Welcome to the Sled Dog Studios tumblr!
This summer, we’ll be documenting our quest through the “Free Track Friday” project. Every week we will be arranging, recording, editing, mixing, and mastering a new track and releasing it for free each Friday. The following week we will upload the track to iTunes and donate the proceeds to charity. We’ll also be posting here to document notable lessons we learned along the way.
Our first track was a doozy. Dave and Ted were staring at the list of songs the team had come up with for the summer and weren’t sure where to start. Ted started going through his iTunes and came upon Britney’s Femme Fatale remix of Till the World Ends featuring Ke$ha and Nicki Minaj. Everything sort of clicked. It was a song that did everything from hip hop to dance to ambient with a bunch of funny stingers thrown in. And thus the journey began.
Till the World Ends was an eye opener to be sure. Besides confirming the fact that one needs to go ten steps too far in order to sound OK when tracking, it taught us new and interesting ways to utilize and effect the human voice to achieve certain sounds. One example we leaked during the process was turning Dave’s horrid singing (http://ow.ly/5gwQt) into something straight out of the underwater scenes of Super Mario Brothers (http://ow.ly/5gwRT). You’d be surprised how far pitch shifting and a little tremolo effect can go. All of this discovery was the fun and creative side of the project.
However, we were working with the electronic genre after all. Dave recalled during his Remixing with Pro Tools and Reason class at Berklee hearing: “More…it just needs more. Put the thing on loop and let it flow, pick and choose later” And thus we did. And thus Pro Tools began to fight back. On Till the World Ends we used Native Instruments Battery 3 to trigger our vocal percussion samples, each of which had their own auxilliary track to shape the sound. In the end, there were something like 16 tracks just for percussion. There were bass tracks, 5th bass tracks, 8va bass tracks, -8va bass tracks, and various octaves to fill the sound out: roughly 10 tracks there. Every synth or distorted guitar you hear is most likely chords of doubles of Ted destroying his voice, which gets you about 10 tracks each. The woah chorus contains doubles of everyone who worked on the song, all said and done about 20 tracks. Beyond that each little bleep and bloop and funny saying has its own track and we have solos and harmonies and the usual. In the end, our rough estimate is roughly 275 audio tracks (not including layered samples) all with quite a bit of processing on them.
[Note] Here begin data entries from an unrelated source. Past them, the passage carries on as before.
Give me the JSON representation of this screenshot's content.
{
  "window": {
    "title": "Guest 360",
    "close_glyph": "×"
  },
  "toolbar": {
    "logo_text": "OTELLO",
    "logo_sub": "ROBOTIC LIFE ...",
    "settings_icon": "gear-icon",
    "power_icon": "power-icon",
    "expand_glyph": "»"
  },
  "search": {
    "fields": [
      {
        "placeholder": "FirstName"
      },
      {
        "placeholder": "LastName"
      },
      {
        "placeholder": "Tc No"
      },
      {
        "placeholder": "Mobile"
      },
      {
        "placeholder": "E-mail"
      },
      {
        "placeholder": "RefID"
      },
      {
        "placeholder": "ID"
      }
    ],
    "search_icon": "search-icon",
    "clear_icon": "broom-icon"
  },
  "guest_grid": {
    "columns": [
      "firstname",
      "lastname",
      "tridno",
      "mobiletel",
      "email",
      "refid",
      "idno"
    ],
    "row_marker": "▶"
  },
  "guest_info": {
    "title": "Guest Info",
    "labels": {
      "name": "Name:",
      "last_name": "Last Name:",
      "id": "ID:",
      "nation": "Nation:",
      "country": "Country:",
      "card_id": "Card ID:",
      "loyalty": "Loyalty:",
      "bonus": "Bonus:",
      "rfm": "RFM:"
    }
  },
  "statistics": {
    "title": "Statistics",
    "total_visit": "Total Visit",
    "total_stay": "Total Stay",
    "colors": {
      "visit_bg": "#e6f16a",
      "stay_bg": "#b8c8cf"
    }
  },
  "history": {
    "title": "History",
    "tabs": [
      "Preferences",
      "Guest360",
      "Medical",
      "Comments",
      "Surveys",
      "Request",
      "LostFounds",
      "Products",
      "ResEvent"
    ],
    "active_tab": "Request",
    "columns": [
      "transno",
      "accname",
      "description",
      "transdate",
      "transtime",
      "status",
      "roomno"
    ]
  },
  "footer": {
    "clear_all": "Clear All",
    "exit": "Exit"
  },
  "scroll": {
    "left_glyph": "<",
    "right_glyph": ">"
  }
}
275 tracks do not play well with Pro Tools. We were mixing this on a Quad Core Mac Pro with 8GB of RAM on Pro Tools 9 HD3. Regularly the system would crawl to a halt and die. As such, we learned very quickly that good session management and the freeze track method are a mixer’s best friends in this situation. Even when we got the session below the 192 voice limit, the system would still cry as it ran out of memory (32-bit limit = 4GB to the application) or processing power (Elastic Audio on that many tracks = sad hard drive). We also narrowed down our issues to certain plugins, which led us to start freezing those tracks to disable those power hungry demons. Below is our FINAL system usage after freezing darn near everything.
Keep your eye out for Till the World Ends (Femme Fatale Remix) O.P.B. Britney Spears, Nicki Minaj, Ke$ha at http://www.sleddogstudios.com this Friday, June 17, 2011
David Longo (mixing, bass, comedic relief) @sleddogstudios @longodj
Ted Trembinski (jack of all trades) @sleddogstudios @tedtrembinski
Mickey Hamilton (jack of all trades) @sleddogstudios @MickeyBluEyes81
Josh Goodman (percussion) @JoshyPGMan
Rohit Crasta (percussive synths)
Nicole Milano (Ke$ha) @sleddogstudios @nicolemariemil
Heather Newkirk (Nicki) @heathernewkirk
Katie Riegal (Britney) @kriegal
Dave Sperandio (mastering) @diovoce @davesperandio